But due to the current COVID-19 pandemic, adjustments have been made that include taking the event from a two-day affair to one day.
Event organizer Mary Kay Royer said this year’s event will take place on Sunday, July 19 starting at noon.
One big change taking place deals with how you can get their famous “picnic dinners.” Dinners consist of barbecue or oven roasted chicken, or ham, along with mashed potatoes/gravy, noodles, green beans, baked beans, coleslaw, pickled eggs/beets, roll/butter and homemade desserts. Each costs $15 per adult and $7 for children under the age of 12.
This year they are offering a preorder option that consists of filling out a form and turning it in by July 10.
“The idea is that if you decide you want to fill out the form, to make it easier for people, they can actually fill it out and tell us when they want to come in and pick it up,” Royer said. “That way it’s not one huge line at one time because it is take-out only.”
Royer said by doing it this way, there is plenty of room to wait for the dinners and to practice proper social distancing.
“They can still get that good meal, but we won’t be serving it like we always do,” Royer said in comparison to past picnics.
For those wanting to preorder, you can pick up a form at the following places: Ace Hardware in Curwensville, Benton’s Market in Karthaus, Reed Brothers in Clearfield and the Visit Clearfield County office in Clearfield. You can then mail in that form to Dan and Diana Rowles at P.O. Box 161, Frenchville, PA 16836. Royer said you can also call them at 263-4160 to place an order and checks are made payable to St. Mary Church, Frenchville.
If you don’t preorder, Royer said you can still show up the day of and order one of the dinners if they do not sell out. Typically, Royer said they sell anywhere from 800 to 1,000 dinners each year.
Royer said she feels that it’s important — especially in times like these — that they are still able to come together as a community, “but still continue to be safe.”
While the dinners are technically take-out only, Royer said they will have picnic tables and other areas set up for those wanting to utilize them.
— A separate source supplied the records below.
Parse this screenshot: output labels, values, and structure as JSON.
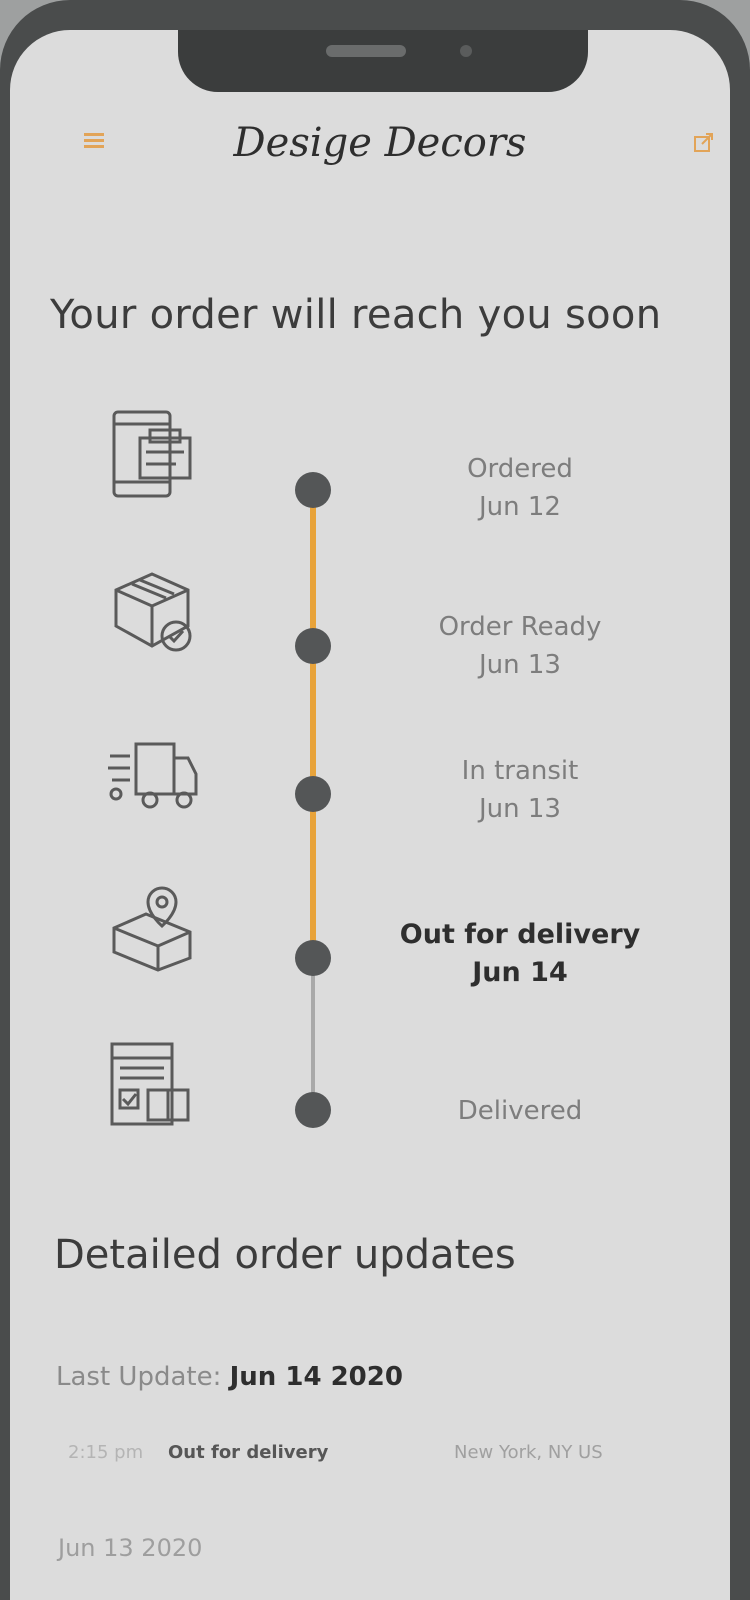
{
  "header": {
    "brand": "Desige Decors",
    "menu_icon": "hamburger-menu-icon",
    "share_icon": "share-icon",
    "accent_color": "#e8a33a"
  },
  "page_title": "Your order will reach you soon",
  "timeline": {
    "progress_color": "#e8a33a",
    "pending_color": "#a9a9a9",
    "steps": [
      {
        "icon": "ordered-icon",
        "label": "Ordered",
        "date": "Jun 12",
        "state": "done"
      },
      {
        "icon": "order-ready-box-icon",
        "label": "Order Ready",
        "date": "Jun 13",
        "state": "done"
      },
      {
        "icon": "in-transit-truck-icon",
        "label": "In transit",
        "date": "Jun 13",
        "state": "done"
      },
      {
        "icon": "out-for-delivery-icon",
        "label": "Out for delivery",
        "date": "Jun 14",
        "state": "current"
      },
      {
        "icon": "delivered-icon",
        "label": "Delivered",
        "date": "",
        "state": "pending"
      }
    ]
  },
  "detailed_updates": {
    "title": "Detailed order updates",
    "last_update_label": "Last Update:",
    "last_update_value": "Jun 14 2020",
    "entries": [
      {
        "time": "2:15 pm",
        "status": "Out for delivery",
        "location": "New York, NY US"
      }
    ],
    "previous_date": "Jun 13 2020"
  }
}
There are also other items available and events taking place, such as ice cream, games, a French raffle, hayrides and more.
More information about the picnic — including its other activities — will be available at a later date.